1/2 medium, sweet yellow onion
3 teaspoons garlic, minced
2 teaspoons fresh thyme, minced
1/4 cup Italian parsley, minced
2/3 cup of olive oil, plus 1-3 tablespoons for searing
1 large lemon
1-1 1/2 teaspoons kosher salt
Makes 4-6 servings
Rinse and pat dry the cauliflower. Trim about 1/8-inch off the base, leaving the rest of the leaves and stem intact. Using a sharp knife, gently slice cauliflower into four steaks, working from the outside in. Slices will be anywhere from 1-2 inches thick. Line a baking sheet with parchment paper and transfer steaks to the baking sheet, cut sides up.
Finely dice onion and add it to a small bowl along with garlic, thyme, parsley and olive oil. Combine and set aside. Slice the lemon and remove any seeds. I like to take my lemon slices and cut them into half pieces so I have more to coat the cauliflower steaks.

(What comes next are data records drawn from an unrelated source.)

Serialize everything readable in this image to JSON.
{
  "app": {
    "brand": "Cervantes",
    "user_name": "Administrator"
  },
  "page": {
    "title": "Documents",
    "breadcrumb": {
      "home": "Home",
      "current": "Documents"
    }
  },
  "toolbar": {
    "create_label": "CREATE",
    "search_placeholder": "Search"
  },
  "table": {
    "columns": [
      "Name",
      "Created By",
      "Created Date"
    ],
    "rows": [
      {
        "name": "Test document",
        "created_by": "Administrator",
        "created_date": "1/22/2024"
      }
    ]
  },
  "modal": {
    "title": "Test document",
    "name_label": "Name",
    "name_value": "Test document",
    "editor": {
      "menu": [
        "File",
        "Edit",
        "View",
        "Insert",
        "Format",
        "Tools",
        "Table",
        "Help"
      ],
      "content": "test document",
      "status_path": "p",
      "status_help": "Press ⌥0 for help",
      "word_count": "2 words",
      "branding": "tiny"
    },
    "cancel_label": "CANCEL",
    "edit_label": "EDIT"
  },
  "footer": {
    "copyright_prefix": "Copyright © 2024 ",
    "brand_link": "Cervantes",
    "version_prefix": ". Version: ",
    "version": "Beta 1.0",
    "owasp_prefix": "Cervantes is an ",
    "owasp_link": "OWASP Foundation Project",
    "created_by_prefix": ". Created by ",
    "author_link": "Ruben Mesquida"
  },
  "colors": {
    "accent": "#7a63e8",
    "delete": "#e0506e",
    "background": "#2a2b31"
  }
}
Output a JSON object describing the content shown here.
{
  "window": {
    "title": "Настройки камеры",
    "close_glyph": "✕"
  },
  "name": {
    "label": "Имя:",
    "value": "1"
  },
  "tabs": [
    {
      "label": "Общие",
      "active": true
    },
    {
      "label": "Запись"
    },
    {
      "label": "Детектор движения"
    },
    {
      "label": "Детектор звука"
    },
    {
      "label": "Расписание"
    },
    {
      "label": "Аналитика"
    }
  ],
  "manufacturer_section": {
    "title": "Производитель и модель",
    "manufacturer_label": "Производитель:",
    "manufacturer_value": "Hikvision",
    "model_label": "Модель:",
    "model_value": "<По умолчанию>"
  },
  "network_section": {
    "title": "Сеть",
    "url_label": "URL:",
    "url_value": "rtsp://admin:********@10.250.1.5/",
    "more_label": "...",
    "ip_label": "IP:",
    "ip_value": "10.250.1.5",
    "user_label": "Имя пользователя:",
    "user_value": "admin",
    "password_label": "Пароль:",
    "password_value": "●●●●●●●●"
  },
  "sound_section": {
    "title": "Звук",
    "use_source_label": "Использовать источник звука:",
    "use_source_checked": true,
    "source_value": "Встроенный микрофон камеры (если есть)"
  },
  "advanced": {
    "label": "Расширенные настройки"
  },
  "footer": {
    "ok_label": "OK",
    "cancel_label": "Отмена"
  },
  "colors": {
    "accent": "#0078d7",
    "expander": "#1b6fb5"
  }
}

Distribute the marinade onto both sides of the steaks, using your hands, and then generously season with salt. Top with lemon slices, squeezing the wedges to extract some of the juice. Cover with plastic wrap and refrigerate for at least 30 minutes or longer if you can spare the time.
Preheat oven to 400° degrees.
In a large non-stick or cast-iron skillet, warm 1 tablespoon of olive oil. Keep pan on medium heat. Remove lemons from steaks and set aside. When oil and pan are sufficiently heated, (steaks sizzle when you place them into the pan), place two steaks into the pan and sear for at least 3 minutes per side, or until golden. If the heat is too high and your steaks brown too quickly, add a little more oil and adjust your heat. Repeat this process for all steaks.
Return to the parchment lined baking sheet and coat with any remaining marinade that may have fallen off. Add lemons back and bake in the oven for about 15 minutes or until you can easily pierce the thickest part with a small paring knife. Adjust seasoning and sprinkle with additional chopped parsley. *Note: These steaks can also be finished off on an outdoor grill.
- Fat is an important part of cooking, especially when creating full flavors in a recipe. Fat makes foods richer, creamier and when we cook without it, we can certainly tell the difference. It also helps lend color when applying techniques such as searing and sautéing. Oils such as olive oil can be a good ingredient in cooking. Just know that a mere 1 tablespoon can add 120 calories and 14 grams of fat to your recipes. If you’re watching your calories and fat intake, try olive oil sprays, non-stick or silicone cookware to keep the extra fat and calories to a minimum.